Eric Schlosser, with his calm, nearly hypnotic gaze, incited a call for a movement to bring awareness to the exploitation of farmworkers and the people that bring food to our tables. Maricela Morales pleaded with the audience to talk about fair food.
Carlos Petrini with hand gestures that didn't need translation rallied for everyone to meet their farmers. And Vandana Shiva instructed us to keep small farms alive.
Wendell Berry plainly said, "Ask your neighbor what they need. They are useful," he finished.
They were all one good dish.
(I believe the panels will be available at FORA.tv later this week and I will post a link when I see them.)
Here's the first panel discussion of the Food For Thought Series, each of which I'll add to as they become available:
The World Food Crisis
A New Fair Food System
Climate Change and Food

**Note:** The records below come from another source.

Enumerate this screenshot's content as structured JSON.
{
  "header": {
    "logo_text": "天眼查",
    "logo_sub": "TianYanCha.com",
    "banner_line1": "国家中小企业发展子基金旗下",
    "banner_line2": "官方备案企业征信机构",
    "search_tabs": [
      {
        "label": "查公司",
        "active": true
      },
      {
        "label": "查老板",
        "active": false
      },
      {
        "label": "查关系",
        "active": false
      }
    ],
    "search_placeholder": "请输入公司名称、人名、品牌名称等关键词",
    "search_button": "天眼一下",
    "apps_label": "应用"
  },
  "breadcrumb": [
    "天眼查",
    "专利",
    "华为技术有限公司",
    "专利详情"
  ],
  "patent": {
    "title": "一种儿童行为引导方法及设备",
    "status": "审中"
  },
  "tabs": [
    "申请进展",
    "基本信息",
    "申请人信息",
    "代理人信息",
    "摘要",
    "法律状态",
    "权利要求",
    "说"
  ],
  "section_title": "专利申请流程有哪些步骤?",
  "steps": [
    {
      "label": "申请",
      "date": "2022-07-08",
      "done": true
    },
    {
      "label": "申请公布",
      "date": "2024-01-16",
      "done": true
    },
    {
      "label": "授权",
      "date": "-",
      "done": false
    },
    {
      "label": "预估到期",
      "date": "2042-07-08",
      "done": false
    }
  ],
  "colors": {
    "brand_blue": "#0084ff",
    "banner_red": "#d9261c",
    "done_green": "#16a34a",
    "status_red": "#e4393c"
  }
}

All the Panels at Slow Food Nation
We, the undersigned, believe that a healthy food system is necessary to meet the urgent challenges of our time. Behind us stands a half-century of industrial food production, underwritten by cheap fossil fuels, abundant land and water resources, and a drive to maximize the global harvest of cheap calories. Ahead lie rising energy and food costs, a changing climate, declining water supplies, a growing population, and the paradox of widespread hunger and obesity.

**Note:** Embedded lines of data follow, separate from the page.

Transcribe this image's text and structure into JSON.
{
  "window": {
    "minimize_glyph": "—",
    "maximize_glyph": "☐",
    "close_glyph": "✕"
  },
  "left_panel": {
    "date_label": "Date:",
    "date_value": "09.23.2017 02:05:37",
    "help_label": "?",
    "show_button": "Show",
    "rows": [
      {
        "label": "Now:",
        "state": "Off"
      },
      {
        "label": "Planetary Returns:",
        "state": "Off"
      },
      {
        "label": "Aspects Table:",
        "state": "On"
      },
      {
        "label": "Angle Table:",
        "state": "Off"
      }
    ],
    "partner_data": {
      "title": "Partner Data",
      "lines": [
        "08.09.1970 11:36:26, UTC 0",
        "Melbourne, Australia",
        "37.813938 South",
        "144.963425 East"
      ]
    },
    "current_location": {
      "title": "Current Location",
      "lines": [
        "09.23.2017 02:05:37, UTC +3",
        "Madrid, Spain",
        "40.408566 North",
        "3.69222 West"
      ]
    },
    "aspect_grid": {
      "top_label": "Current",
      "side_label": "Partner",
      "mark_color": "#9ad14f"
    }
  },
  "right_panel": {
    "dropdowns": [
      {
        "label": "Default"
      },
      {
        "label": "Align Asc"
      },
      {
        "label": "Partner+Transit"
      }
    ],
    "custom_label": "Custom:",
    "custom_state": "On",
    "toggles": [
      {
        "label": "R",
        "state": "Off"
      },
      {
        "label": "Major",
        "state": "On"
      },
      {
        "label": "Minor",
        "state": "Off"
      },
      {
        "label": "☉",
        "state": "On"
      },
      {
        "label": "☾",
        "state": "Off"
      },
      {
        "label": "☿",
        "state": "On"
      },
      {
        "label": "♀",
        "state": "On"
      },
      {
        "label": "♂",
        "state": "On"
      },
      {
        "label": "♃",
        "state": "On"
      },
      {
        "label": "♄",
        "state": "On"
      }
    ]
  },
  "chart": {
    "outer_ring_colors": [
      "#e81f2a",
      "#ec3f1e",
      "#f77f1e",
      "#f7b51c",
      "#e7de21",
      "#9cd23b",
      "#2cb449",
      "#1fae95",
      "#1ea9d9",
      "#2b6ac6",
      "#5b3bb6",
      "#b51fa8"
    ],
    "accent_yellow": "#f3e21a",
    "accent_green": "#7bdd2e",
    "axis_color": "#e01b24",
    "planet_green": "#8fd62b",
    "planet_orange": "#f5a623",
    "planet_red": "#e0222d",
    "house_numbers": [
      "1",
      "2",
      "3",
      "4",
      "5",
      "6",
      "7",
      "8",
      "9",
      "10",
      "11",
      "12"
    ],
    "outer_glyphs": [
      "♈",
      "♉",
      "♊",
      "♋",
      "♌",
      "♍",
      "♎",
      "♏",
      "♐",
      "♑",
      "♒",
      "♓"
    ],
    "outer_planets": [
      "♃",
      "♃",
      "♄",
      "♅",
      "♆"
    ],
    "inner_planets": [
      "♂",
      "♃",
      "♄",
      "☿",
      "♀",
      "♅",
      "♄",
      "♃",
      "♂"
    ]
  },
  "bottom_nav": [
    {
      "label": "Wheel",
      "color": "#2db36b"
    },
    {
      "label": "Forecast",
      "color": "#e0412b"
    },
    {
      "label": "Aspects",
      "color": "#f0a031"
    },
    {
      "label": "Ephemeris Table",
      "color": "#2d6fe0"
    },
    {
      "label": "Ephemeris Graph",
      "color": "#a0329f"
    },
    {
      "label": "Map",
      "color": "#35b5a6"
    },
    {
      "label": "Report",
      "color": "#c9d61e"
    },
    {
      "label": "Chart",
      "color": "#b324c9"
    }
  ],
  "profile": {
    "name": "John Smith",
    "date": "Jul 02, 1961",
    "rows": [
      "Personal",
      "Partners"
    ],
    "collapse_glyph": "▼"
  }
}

These realities call for a radically different approach to food and agriculture. We believe that the food system must be reorganized on a foundation of health: for our communities, for people, for animals, and for the natural world. The quality of food, and not just its quantity, ought to guide our agriculture. The ways we grow, distribute, and prepare food should celebrate our various cultures and our shared humanity, providing not only sustenance, but justice, beauty and pleasure.
Governments have a duty to protect people from malnutrition, unsafe food, and exploitation, and to protect the land and water on which we depend from degradation. Individuals, producers, and organizations have a duty to create regional systems that can provide healthy food for their communities. We all have a duty to respect and honor the laborers of the land without whom we could not survive. The changes we call for here have begun, but the time has come to accelerate the transformation of our food and agriculture and make its benefits available to all.

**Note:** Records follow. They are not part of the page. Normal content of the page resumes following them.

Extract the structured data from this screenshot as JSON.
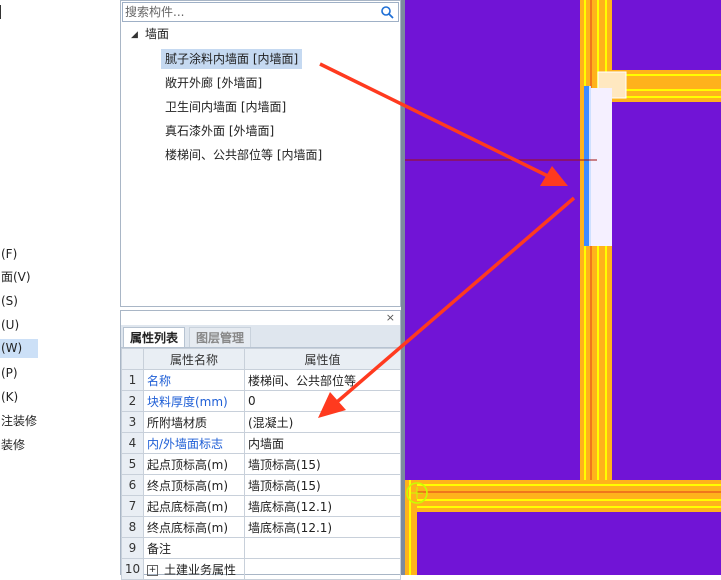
{
  "left_menu": [
    "(F)",
    "面(V)",
    "(S)",
    "(U)",
    "(W)",
    "(P)",
    "(K)",
    "注装修",
    "装修"
  ],
  "left_menu_selected_index": 4,
  "search": {
    "placeholder": "搜索构件..."
  },
  "tree": {
    "root_label": "墙面",
    "children": [
      "腻子涂料内墙面 [内墙面]",
      "敞开外廊 [外墙面]",
      "卫生间内墙面 [内墙面]",
      "真石漆外面 [外墙面]",
      "楼梯间、公共部位等 [内墙面]"
    ],
    "selected_index": 0
  },
  "properties_panel": {
    "close_label": "×",
    "tabs": [
      "属性列表",
      "图层管理"
    ],
    "active_tab": 0,
    "headers": {
      "name": "属性名称",
      "value": "属性值"
    },
    "rows": [
      {
        "idx": "1",
        "name": "名称",
        "value": "楼梯间、公共部位等",
        "highlight": true
      },
      {
        "idx": "2",
        "name": "块料厚度(mm)",
        "value": "0",
        "highlight": true
      },
      {
        "idx": "3",
        "name": "所附墙材质",
        "value": "(混凝土)",
        "highlight": false
      },
      {
        "idx": "4",
        "name": "内/外墙面标志",
        "value": "内墙面",
        "highlight": true
      },
      {
        "idx": "5",
        "name": "起点顶标高(m)",
        "value": "墙顶标高(15)",
        "highlight": false
      },
      {
        "idx": "6",
        "name": "终点顶标高(m)",
        "value": "墙顶标高(15)",
        "highlight": false
      },
      {
        "idx": "7",
        "name": "起点底标高(m)",
        "value": "墙底标高(12.1)",
        "highlight": false
      },
      {
        "idx": "8",
        "name": "终点底标高(m)",
        "value": "墙底标高(12.1)",
        "highlight": false
      },
      {
        "idx": "9",
        "name": "备注",
        "value": "",
        "highlight": false
      },
      {
        "idx": "10",
        "name": "土建业务属性",
        "value": "",
        "highlight": false,
        "expandable": true,
        "expand_symbol": "+"
      }
    ]
  },
  "colors": {
    "canvas_background": "#7114d6",
    "wall_band": "#ffb21c",
    "wall_line": "#ffff00",
    "selection_blue": "#3d8bff",
    "arrow_red": "#ff3a1f",
    "label_blue": "#1f5fd6"
  },
  "icons": {
    "search": "magnifier-icon",
    "close": "close-icon",
    "expand": "plus-icon",
    "tree_toggle": "triangle-down-icon"
  }
}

We believe that the following twelve principles should frame food and agriculture policy, to ensure that it will contribute to the health and wealth of the nation and the world. A healthy food and agriculture policy:
Forms the foundation of secure and prosperous societies, healthy communities, and healthy people.
Provides access to affordable, nutritious food to everyone.
Prevents the exploitation of farmers, workers, and natural resources; the domination of genomes and markets; and the cruel treatment of animals, by any nation, corporation or individual.
Upholds the dignity, safety, and quality of life for all who work to feed us.
Commits resources to teach children the skills and knowledge essential to food production, preparation, nutrition, and enjoyment.
Protects the finite resources of productive soils, fresh water, and biological diversity.
Strives to remove fossil fuel from every link in the food chain and replace it with renewable resources and energy.
Originates from a biological rather than an industrial framework.
Fosters diversity in all its relevant forms: diversity of domestic and wild species; diversity of foods, flavors and traditions; diversity of ownership.
Requires a national dialog concerning technologies used in production, and allows regions to adopt their own respective guidelines on such matters.
Enforces transparency so that citizens know how their food is produced, where it comes from, and what it contains.
Promotes economic structures and supports programs to nurture the development of just and sustainable regional farm and food networks.
Our pursuit of healthy food and agriculture unites us as people and as communities, across geographic boundaries, and social and economic lines. We pledge our votes, our purchases, our creativity, and our energies to this urgent cause.
Please endorse this. You will be in good company and your participation matters.